As much as the Stoke board may have pretended - or protested - at the end of last season, the departure of Tony Pulis was both a sad and significant day in the history of the club.
In agreeing by mutual consent for Pulis to leave the Britannia Stadium - or firing him, whichever proved to be the reality behind the scenes - the Potters put an end to seven years under one manager, a tenure that saw them get promoted and consistently stay up in the Premier League. They even reached an FA Cup final and qualified for the Europa League.
It was truly the end of an era and, despite ill-thought out criticisms of Pulis' style of football and premature worries about his results, one that represented a big risk going forward.

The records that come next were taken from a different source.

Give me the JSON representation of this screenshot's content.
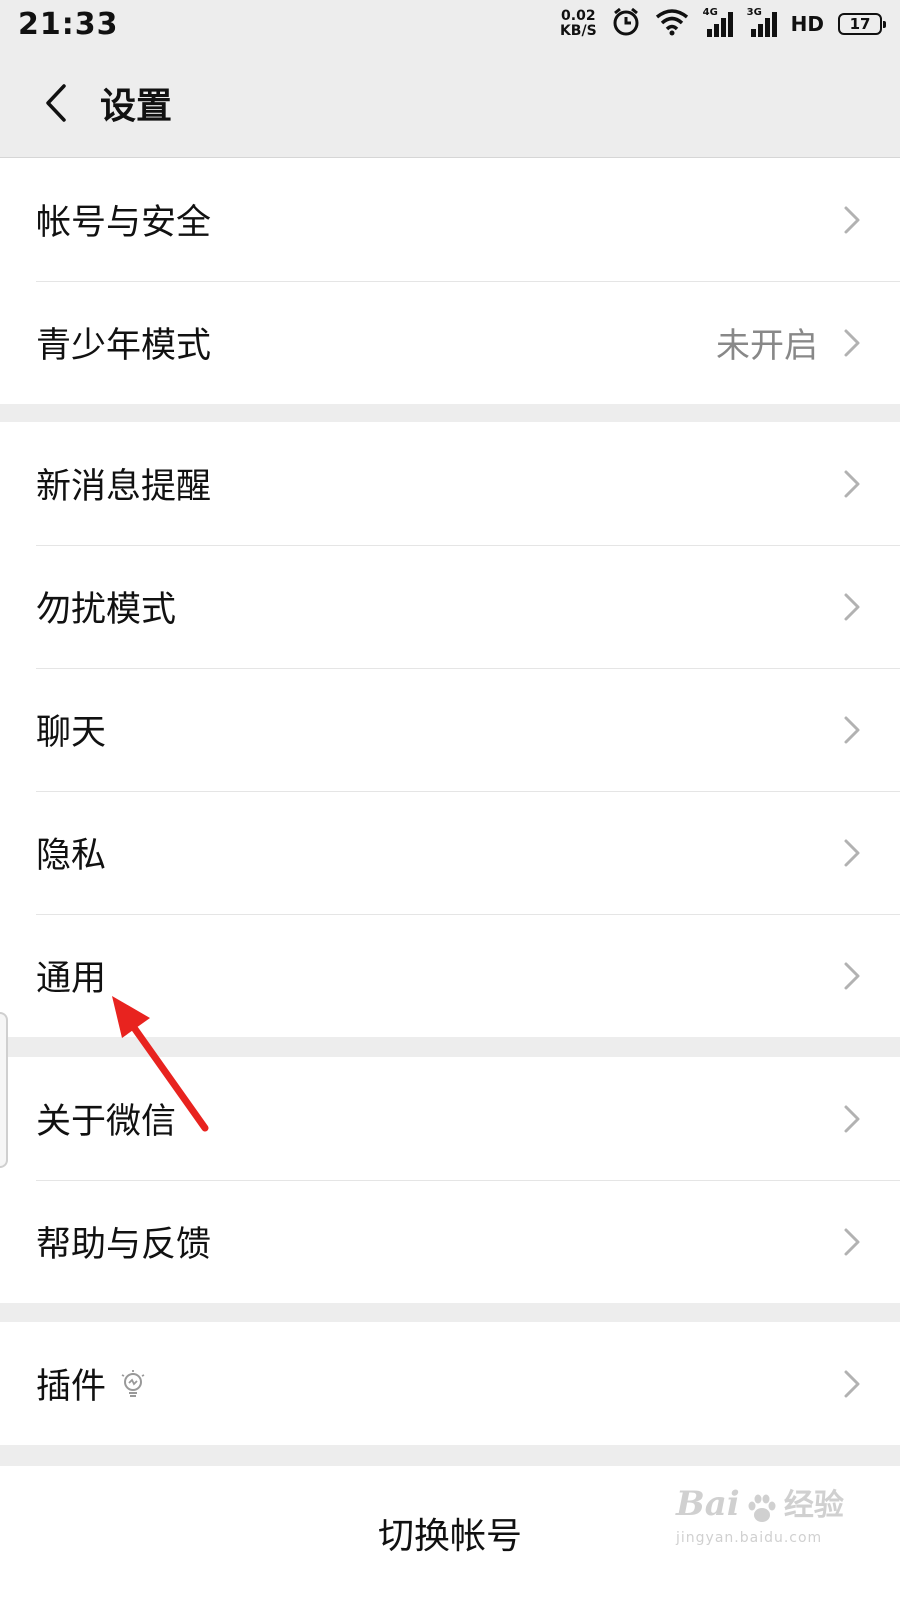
{
  "status_bar": {
    "time": "21:33",
    "net_speed_value": "0.02",
    "net_speed_unit": "KB/S",
    "signal_1_gen": "4G",
    "signal_2_gen": "3G",
    "hd": "HD",
    "battery": "17",
    "icons": [
      "alarm-icon",
      "wifi-icon",
      "signal-icon",
      "hd-voice-icon",
      "battery-icon"
    ]
  },
  "nav": {
    "title": "设置",
    "back_icon": "chevron-left-icon"
  },
  "groups": [
    {
      "items": [
        {
          "label": "帐号与安全",
          "value": ""
        },
        {
          "label": "青少年模式",
          "value": "未开启"
        }
      ]
    },
    {
      "items": [
        {
          "label": "新消息提醒",
          "value": ""
        },
        {
          "label": "勿扰模式",
          "value": ""
        },
        {
          "label": "聊天",
          "value": ""
        },
        {
          "label": "隐私",
          "value": ""
        },
        {
          "label": "通用",
          "value": ""
        }
      ]
    },
    {
      "items": [
        {
          "label": "关于微信",
          "value": ""
        },
        {
          "label": "帮助与反馈",
          "value": ""
        }
      ]
    },
    {
      "items": [
        {
          "label": "插件",
          "value": "",
          "icon": "lightbulb-icon"
        }
      ]
    }
  ],
  "switch_account": {
    "label": "切换帐号"
  },
  "annotation": {
    "color": "#e8231f",
    "icon": "red-arrow-icon"
  },
  "watermark": {
    "brand": "Bai",
    "brand_cn": "经验",
    "url": "jingyan.baidu.com"
  },
  "colors": {
    "background": "#ededed",
    "card": "#ffffff",
    "secondary_text": "#888888"
  }
}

The key was always going to be the replacement chairman Peter Coates had lined up.
Unfortunately, his answer was Mark Hughes, a man who had gone 17 league games without a win in his last job before being sacked.
That was at QPR, where Hughes had done such a bad job that the club went down despite a revival under Harry Redknapp, leaving the former Manchester City man's legacy at Loftus Road in absolute tatters.
There could be no bigger sign of the contrast between Stoke's former manager and the new man at the helm than yesterday's clash between the Potters and Pulis' new club Crystal Palace. As it happened, Pulis came out on top, winning 1-0.
"It was a wonderful 10 years there. It's a lovely place and I met a load of lovely people. My girls were there today and they were Stoke fans for 10 years, so it was difficult for everyone.
"I thank them immensely for the reception. You don't get that very often in sport today."
A top bloke on top of being a top manager, then. Stoke are really missing out.
Under Hughes, of course, the Potters record has not been totally disastrous... yet. Relegation is by no means a certainty on current form, with Stoke's home record just about saving them at the moment.
But their away form has been absolutely dire, with just one win - and eight defeats - from 11 games on the road. Hughes' side have also won just four at home, making the fact that they have lost just two in 11 at the Britannia rather misleading.
Last week's 5-3 defeat to Liverpool also highlighted a worrying tendency to leak goals, meaning the club could be in for a rough ride in the weeks to come...
Perhaps the worst part of Hughes' tenure so far, however, is the gross misunderstanding about Stoke's changing "style." Some of the biggest complaints about Pulis' time at Stoke centred around his preference for direct football. Hughes has supposedly taken it upon himself to make a transition towards a more attractive style of play.
Yet Stoke have actually become a robust, physical side, whose most obvious characteristic is the amount of fouls they commit. Some style change?
The Potters, of course, may not get relegated under Hughes at all. But with the miracles being worked at Selhurst Park at the moment, how much better off would they be under Pulis?
image: © Ronnie Macdonald